Arizona’s financial responsibility act requires that motorist purchase coverage from a licensed insurer for no less than the following amounts: (1) $15,000 bodily injury or death to a single person; (2) $30,000 bodily injury or death of two or more persons; and (3) $10,000 for injury or destruction of property of others in any single accident. A.R.S. § 28-4009. No other insurance coverages are required. This is the minimum amount of insurance a driver may purchase, but it does not need or address critical issues that can and often do arise in an automobile accident such as (1) which insurance companies to purchase from or (2) what other damages could occur; and (3) are the amounts adequate to protect you in a real-world situation.
Cheap insurance is an opinion based concept, but it implies a less expensive monthly, bimonthly or annual premium. It also means insurance coverage from a company not widely known and/or a policy that complies strictly with only the minimum coverages required by Arizona law. This blog will not address which insurance company is “best” as many of them are similar and offer varying degrees of benefits and detriments, often having little to do with how they handle or pay a claim. Instead, this blog will address the types of coverages and policies that are “cheap” and why you should avoid such policies.
A “cheap” policy is one that adheres only to the minimum requirements of the law. In other words, one that protects the driver (insured) just if the driver is at-fault for an accident, and only covers the property or injuries caused to an innocent driver, and only up to a certain amount. Such a policy would not protect you from (1) injuries caused to another driver that is greater than $15,000 or greater than $30,000 if more than one person was injured; (2) for damage to vehicles greater than $10,000; (3) from drivers that caused your injuries or property damage if they and not you were at-fault, or (4) for injuries you incurred that are greater than the amount of his/her (other driver’s) insurance coverage.
If the damage or injuries you caused exceeds the amount of your policy coverage, you are personally liable for the difference. Personal liability for the excess amount can lead to wage garnishment, bank garnishment and even the sale of your vehicles or house (in some instances). This is exposure to damages you may have caused. Also, “cheap” insurance does not protect you against damages another driver may inflict upon you. For example, if you have no collision coverage on your vehicle, you may have to pay for your property damage should the other driver have no insurance (uninsured) or only minimum limits for property damage ($10,000). If the driver that struck you caused damage to your vehicle and other vehicles in the same accident, all of you would be claimants on the same $10,000. Thus, you may be stuck paying the difference out of your pocket. Also, if you were injured by an uninsured driver, there would be no coverage available to compensate you for your medical bills, pain and suffering and other damages you would ordinarily be entitled to under Arizona law. Uninsured motorist coverage in a sufficient amount would protect you against this possibility. Also, if the driver that injured you only carried “cheap” insurance with minimum limits, any expenses and injuries more than $15,000, would have to be paid for by you. Purchasing underinsured motorist coverage in a sufficient amount would protect against this possibility. In addition, underinsured motorist coverage follows you, not the vehicle. This means that if you were injured by another motorist, even if you were not in a vehicle (i.e. riding a bicycle or walking), underinsured motorist coverage would protect you if the at-fault driver had a policy with limits that could not cover for the full amount of your bodily injuries.

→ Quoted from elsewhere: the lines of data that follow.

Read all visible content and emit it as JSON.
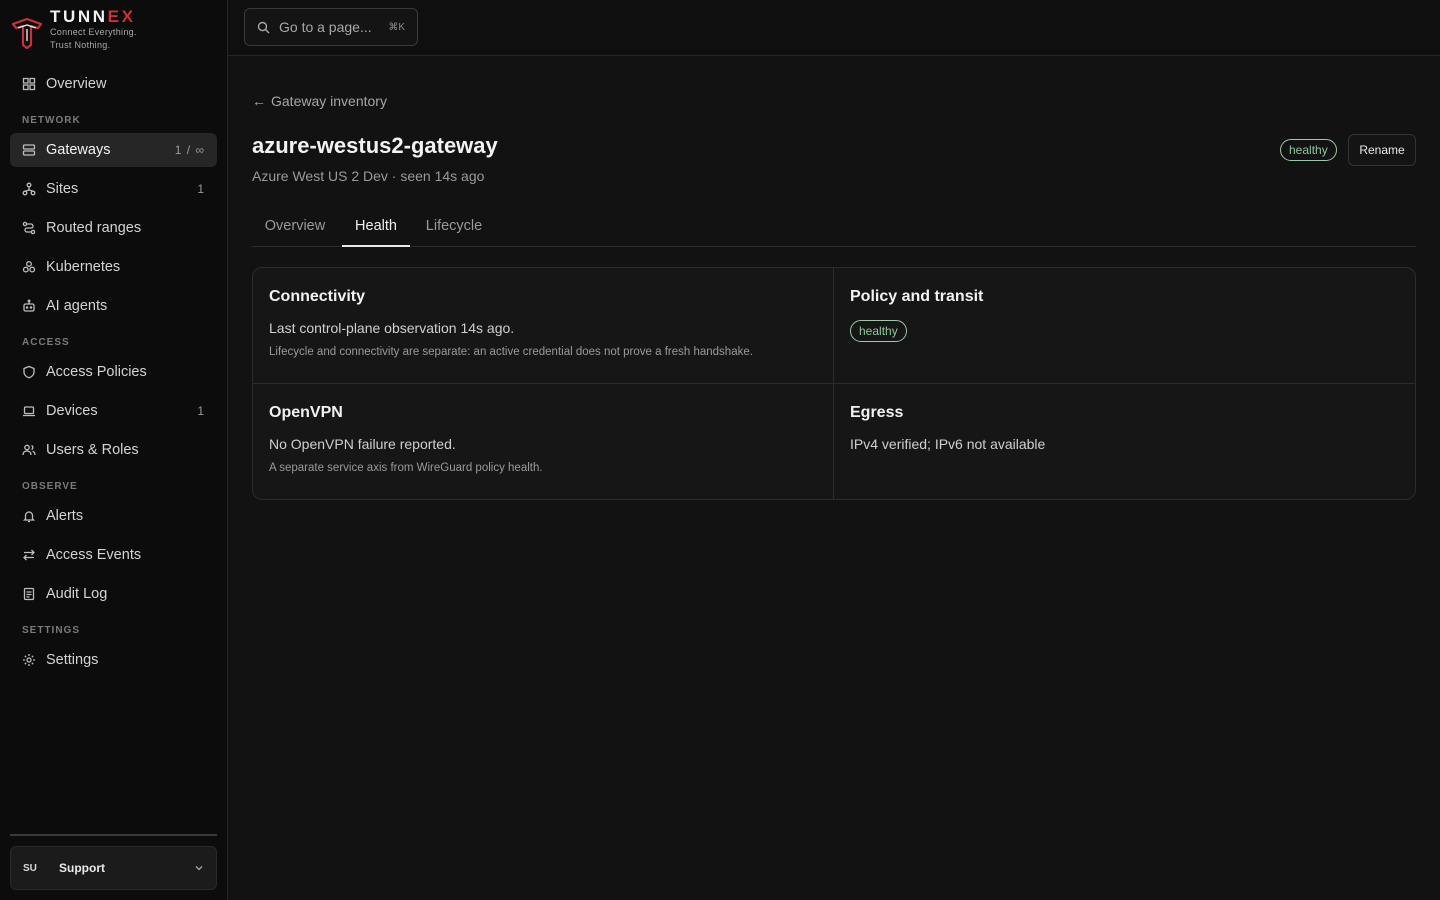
{
  "brand": {
    "name_main": "TUNN",
    "name_accent": "EX",
    "tagline_1": "Connect Everything.",
    "tagline_2": "Trust Nothing.",
    "accent_color": "#c8323a"
  },
  "sidebar": {
    "overview": {
      "label": "Overview",
      "icon": "grid-icon"
    },
    "sections": {
      "network": "NETWORK",
      "access": "ACCESS",
      "observe": "OBSERVE",
      "settings": "SETTINGS"
    },
    "items": {
      "gateways": {
        "label": "Gateways",
        "count": "1 / ∞",
        "icon": "server-icon",
        "active": true
      },
      "sites": {
        "label": "Sites",
        "count": "1",
        "icon": "network-icon"
      },
      "routed_ranges": {
        "label": "Routed ranges",
        "icon": "route-icon"
      },
      "kubernetes": {
        "label": "Kubernetes",
        "icon": "kubernetes-icon"
      },
      "ai_agents": {
        "label": "AI agents",
        "icon": "bot-icon"
      },
      "access_policies": {
        "label": "Access Policies",
        "icon": "shield-icon"
      },
      "devices": {
        "label": "Devices",
        "count": "1",
        "icon": "laptop-icon"
      },
      "users_roles": {
        "label": "Users & Roles",
        "icon": "users-icon"
      },
      "alerts": {
        "label": "Alerts",
        "icon": "bell-icon"
      },
      "access_events": {
        "label": "Access Events",
        "icon": "arrows-icon"
      },
      "audit_log": {
        "label": "Audit Log",
        "icon": "document-icon"
      },
      "settings": {
        "label": "Settings",
        "icon": "gear-icon"
      }
    },
    "user": {
      "initials": "SU",
      "name": "Support"
    }
  },
  "topbar": {
    "search_placeholder": "Go to a page...",
    "shortcut": "⌘K"
  },
  "page": {
    "back_label": "Gateway inventory",
    "title": "azure-westus2-gateway",
    "subtitle": "Azure West US 2 Dev · seen 14s ago",
    "status": "healthy",
    "status_color": "#8dc79a",
    "rename_label": "Rename",
    "tabs": [
      "Overview",
      "Health",
      "Lifecycle"
    ],
    "active_tab": "Health"
  },
  "health": {
    "connectivity": {
      "title": "Connectivity",
      "body": "Last control-plane observation 14s ago.",
      "note": "Lifecycle and connectivity are separate: an active credential does not prove a fresh handshake."
    },
    "policy": {
      "title": "Policy and transit",
      "status": "healthy"
    },
    "openvpn": {
      "title": "OpenVPN",
      "body": "No OpenVPN failure reported.",
      "note": "A separate service axis from WireGuard policy health."
    },
    "egress": {
      "title": "Egress",
      "body": "IPv4 verified; IPv6 not available"
    }
  }
}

Paying for cheap coverage is perfectly fine as long as you can see the future and know that your future is accident-free. Unfortunately, we live in a world where most people drive vehicles, are not adequately insured, and cause accidents. Saving money on auto insurance is not a financially sound decision.